Red tape a red flag for power innovation

The West Australian, September 30, 2016:

Can you imagine a shearing shed powered by solar panels? What about an outback town backed up by a battery? At Western Power we’re making it a reality. Six pioneering farming families – our customers – are helping us trial a new way of providing electricity in remote areas that doesn’t involve poles and wires.

The trial, on the outskirts of Ravensthorpe, is important for our other approximately one million customers. That’s because it’s one of the ways companies around the world such as Western Power are thinking about how to respond to massive leaps in technology that are providing customers with more choice.

The trial near Ravensthorpe involves six battery-connected banks of solar panels and a small diesel generator. These so-called stand-alone power systems are big enough to power an average family house, shearing sheds and workshops.

The units are not connected to the network of poles and wires but the grid is remaining in place for the trial to give the families future choice.

Despite a very cold winter, the units are supplying more than 90 per cent of some families’ power needs from the sun, day and night, with help from the battery.

What’s in it for Western Power? Aren’t we doing ourselves out of a job?

Not really, because this isn’t a solution for all parts of the grid. In fact, in most parts of the South West we think it makes sense for our customers to remain connected so they can share or trade electricity, even make money on the side.

But to enable greater choice and efficiency, we have to convince regulators – and customers – that Western Power is more than just poles and wires.

Our modelling suggests almost 3000 customers over the next decade could be candidates for these systems, resulting in a saving of $457 million compared with eventually having to replace the existing &id in far-flung locations. And customers will experience better reliability.

We’ll even top up the diesel for them.

For the vast bulk of customers, there’ll be different technology (such as solar panels) that will work with the existing grid to help them save (and make) money if they choose to remain connected.

Why not just get on with it then? Unfortunately, we are prohibited by certain regulations from being a generator, for example.

So that rules out supplying solar panels and the diesel generator. Even the question of whether a battery is a generator or a storage unit is unclear.

We plan to roll out one of these industrial-scale batteries in Perenjori next year, to improve reliability. Rolling out more would depend on convincing regulators that these are efficient, and worthy, investments.

In the short term, to get around these roadblocks, Horizon Power and Synergy are helping us, as is a local WA success story, Energy Made Clean. We have created a solution for some customers in Ravensthorpe, but it’s the rest of our customers we are thinking about.

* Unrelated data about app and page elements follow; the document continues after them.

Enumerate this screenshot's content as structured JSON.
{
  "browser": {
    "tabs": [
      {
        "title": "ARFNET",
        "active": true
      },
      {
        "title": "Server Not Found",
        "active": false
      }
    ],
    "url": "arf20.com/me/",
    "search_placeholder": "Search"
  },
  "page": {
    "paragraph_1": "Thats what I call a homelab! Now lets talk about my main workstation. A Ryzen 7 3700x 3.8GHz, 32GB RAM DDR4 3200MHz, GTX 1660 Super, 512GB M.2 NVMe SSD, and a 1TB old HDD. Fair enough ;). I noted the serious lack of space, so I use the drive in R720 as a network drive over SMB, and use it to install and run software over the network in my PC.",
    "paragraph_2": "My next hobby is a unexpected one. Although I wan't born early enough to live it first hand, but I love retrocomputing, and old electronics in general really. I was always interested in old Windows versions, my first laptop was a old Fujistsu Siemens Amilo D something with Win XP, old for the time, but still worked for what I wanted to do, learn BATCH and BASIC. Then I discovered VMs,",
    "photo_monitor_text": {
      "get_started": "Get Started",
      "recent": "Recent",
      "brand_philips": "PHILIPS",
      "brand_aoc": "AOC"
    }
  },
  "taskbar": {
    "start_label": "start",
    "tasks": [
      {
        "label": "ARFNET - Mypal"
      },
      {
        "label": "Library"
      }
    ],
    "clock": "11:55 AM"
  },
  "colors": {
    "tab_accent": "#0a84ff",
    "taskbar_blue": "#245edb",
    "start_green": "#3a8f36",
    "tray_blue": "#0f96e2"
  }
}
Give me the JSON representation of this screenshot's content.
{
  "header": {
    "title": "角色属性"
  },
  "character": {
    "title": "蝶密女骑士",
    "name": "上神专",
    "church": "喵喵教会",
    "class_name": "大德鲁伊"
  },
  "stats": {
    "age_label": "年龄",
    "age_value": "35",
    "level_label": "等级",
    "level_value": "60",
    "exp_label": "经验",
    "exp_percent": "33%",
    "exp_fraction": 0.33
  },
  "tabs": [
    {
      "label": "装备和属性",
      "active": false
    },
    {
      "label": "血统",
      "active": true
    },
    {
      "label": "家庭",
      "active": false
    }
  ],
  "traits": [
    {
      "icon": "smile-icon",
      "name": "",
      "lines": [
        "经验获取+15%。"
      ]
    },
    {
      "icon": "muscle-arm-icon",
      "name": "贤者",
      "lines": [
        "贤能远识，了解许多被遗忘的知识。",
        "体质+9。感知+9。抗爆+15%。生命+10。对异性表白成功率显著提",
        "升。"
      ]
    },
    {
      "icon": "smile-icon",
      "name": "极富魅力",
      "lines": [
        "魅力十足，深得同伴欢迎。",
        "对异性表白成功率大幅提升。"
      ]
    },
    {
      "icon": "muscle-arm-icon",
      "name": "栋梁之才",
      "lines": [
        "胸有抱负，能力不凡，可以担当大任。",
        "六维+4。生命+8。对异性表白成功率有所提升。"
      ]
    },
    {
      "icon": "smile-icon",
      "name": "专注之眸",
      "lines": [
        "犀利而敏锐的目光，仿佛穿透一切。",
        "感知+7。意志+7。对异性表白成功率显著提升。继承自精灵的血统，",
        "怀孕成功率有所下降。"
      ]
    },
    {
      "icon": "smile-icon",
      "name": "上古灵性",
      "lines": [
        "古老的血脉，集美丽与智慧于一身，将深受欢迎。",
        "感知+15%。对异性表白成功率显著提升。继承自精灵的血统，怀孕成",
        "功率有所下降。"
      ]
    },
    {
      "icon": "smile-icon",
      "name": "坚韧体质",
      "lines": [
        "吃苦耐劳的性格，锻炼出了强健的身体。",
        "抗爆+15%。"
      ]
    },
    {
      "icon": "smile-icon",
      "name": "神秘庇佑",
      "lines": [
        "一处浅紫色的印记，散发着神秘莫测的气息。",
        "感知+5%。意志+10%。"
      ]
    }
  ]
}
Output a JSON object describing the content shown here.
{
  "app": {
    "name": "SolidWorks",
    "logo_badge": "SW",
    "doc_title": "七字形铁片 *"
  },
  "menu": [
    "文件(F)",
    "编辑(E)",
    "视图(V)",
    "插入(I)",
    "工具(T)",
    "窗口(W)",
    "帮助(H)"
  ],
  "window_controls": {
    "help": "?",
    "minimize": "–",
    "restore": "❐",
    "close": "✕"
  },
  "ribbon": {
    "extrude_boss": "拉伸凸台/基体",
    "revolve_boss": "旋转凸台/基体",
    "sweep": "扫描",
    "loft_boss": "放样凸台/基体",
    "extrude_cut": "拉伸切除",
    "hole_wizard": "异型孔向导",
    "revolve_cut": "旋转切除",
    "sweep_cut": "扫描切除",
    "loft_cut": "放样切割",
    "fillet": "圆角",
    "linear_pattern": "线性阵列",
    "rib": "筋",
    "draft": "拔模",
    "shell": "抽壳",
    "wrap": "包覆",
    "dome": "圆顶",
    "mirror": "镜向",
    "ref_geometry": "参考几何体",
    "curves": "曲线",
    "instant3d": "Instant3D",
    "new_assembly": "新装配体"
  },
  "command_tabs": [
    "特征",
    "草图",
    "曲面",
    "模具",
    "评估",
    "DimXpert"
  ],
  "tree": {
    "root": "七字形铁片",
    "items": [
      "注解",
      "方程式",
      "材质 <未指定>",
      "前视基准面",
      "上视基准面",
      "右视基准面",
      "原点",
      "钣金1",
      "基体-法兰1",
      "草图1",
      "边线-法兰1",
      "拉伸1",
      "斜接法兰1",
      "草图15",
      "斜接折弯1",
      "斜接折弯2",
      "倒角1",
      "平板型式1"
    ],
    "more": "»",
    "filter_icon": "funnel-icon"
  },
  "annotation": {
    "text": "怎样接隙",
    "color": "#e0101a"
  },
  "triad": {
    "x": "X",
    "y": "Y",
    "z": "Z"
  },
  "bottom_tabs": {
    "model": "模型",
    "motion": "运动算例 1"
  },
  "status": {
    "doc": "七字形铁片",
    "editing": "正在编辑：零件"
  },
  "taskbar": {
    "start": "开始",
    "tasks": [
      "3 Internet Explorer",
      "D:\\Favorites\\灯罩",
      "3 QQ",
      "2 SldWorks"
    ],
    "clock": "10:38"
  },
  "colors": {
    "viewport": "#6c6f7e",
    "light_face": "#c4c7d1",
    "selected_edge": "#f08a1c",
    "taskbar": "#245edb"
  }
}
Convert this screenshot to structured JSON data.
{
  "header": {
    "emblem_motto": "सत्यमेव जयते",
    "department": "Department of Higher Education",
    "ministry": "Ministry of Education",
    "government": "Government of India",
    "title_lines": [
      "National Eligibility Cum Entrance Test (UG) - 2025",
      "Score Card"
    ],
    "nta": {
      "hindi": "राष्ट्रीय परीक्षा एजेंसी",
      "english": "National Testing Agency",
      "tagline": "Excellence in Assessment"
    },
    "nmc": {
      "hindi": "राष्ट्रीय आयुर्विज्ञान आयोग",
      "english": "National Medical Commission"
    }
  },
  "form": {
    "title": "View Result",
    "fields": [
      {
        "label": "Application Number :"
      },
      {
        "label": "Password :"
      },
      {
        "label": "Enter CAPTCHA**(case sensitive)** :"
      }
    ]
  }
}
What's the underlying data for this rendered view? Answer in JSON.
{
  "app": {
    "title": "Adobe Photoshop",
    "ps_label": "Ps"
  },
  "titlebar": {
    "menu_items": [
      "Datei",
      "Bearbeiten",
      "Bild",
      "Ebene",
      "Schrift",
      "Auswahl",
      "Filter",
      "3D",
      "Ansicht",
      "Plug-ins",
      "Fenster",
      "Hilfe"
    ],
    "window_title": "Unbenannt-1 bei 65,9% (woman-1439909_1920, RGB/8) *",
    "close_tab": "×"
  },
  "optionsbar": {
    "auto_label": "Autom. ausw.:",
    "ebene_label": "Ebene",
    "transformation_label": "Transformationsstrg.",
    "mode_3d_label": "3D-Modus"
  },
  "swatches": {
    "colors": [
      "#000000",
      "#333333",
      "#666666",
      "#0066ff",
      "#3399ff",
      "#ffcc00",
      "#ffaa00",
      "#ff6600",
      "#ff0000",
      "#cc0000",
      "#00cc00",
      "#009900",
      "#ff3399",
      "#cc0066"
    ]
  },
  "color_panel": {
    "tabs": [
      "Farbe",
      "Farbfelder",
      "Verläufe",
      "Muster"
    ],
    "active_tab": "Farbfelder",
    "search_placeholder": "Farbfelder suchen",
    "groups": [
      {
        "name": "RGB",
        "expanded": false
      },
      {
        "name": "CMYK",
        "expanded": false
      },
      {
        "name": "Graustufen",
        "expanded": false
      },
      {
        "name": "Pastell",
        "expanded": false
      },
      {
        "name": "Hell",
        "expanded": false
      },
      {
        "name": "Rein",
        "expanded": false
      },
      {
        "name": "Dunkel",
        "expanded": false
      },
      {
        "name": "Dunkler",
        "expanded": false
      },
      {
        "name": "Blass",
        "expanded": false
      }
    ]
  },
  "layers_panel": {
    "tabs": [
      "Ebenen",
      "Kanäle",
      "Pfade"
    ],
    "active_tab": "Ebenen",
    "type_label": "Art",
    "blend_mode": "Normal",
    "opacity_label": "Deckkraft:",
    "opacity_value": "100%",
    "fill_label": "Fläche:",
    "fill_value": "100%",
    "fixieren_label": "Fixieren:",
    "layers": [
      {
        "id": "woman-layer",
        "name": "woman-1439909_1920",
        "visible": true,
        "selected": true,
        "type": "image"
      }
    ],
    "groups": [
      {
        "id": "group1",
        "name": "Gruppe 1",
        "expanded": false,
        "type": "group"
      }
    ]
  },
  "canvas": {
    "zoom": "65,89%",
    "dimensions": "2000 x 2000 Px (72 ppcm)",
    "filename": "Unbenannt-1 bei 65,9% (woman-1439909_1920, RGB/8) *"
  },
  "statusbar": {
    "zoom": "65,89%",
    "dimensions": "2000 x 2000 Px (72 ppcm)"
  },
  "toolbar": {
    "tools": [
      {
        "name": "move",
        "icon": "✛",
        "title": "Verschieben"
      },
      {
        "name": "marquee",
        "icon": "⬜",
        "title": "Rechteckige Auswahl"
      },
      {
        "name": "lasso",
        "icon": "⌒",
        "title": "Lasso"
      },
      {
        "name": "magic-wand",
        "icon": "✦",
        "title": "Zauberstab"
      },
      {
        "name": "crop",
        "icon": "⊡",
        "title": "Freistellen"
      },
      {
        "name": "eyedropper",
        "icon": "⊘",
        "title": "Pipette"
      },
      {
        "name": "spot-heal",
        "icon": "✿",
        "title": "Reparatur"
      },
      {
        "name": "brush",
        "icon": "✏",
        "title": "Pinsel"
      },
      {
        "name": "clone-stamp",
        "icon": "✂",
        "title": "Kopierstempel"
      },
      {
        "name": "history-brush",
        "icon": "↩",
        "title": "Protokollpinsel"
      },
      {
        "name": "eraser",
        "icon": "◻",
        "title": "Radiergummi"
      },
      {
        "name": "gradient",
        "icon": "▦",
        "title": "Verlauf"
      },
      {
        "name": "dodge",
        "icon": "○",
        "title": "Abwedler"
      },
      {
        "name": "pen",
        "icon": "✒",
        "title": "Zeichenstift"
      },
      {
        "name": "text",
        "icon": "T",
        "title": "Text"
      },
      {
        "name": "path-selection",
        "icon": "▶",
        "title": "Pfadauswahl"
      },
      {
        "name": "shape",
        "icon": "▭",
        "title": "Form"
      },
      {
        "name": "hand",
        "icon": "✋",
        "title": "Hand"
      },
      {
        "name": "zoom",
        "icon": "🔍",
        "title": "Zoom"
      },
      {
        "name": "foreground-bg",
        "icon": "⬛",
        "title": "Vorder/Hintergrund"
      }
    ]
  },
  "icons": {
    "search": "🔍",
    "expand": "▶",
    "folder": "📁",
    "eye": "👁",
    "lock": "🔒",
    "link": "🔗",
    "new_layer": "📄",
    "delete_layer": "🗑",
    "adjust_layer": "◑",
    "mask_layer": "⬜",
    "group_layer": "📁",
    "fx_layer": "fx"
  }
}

In the longer run, we need more certainty. To this end, and with the support of Energy Minister Mike Nahan, we’ve written to the national body that considers these matters the Australian Energy Market Commission.

In a test case that will be closely watched by other firms around Australia, Western Power is proposing to change the notion of the grid being defined by physical assets such as poles and wires to a “service area” to allow for things including stand-alone power systems.

This will ultimately place downwards pressure on prices, and improve the experience for all our customers – connected or not.

Simon Walsh Is Western Power’s executive manager, customer and corporate services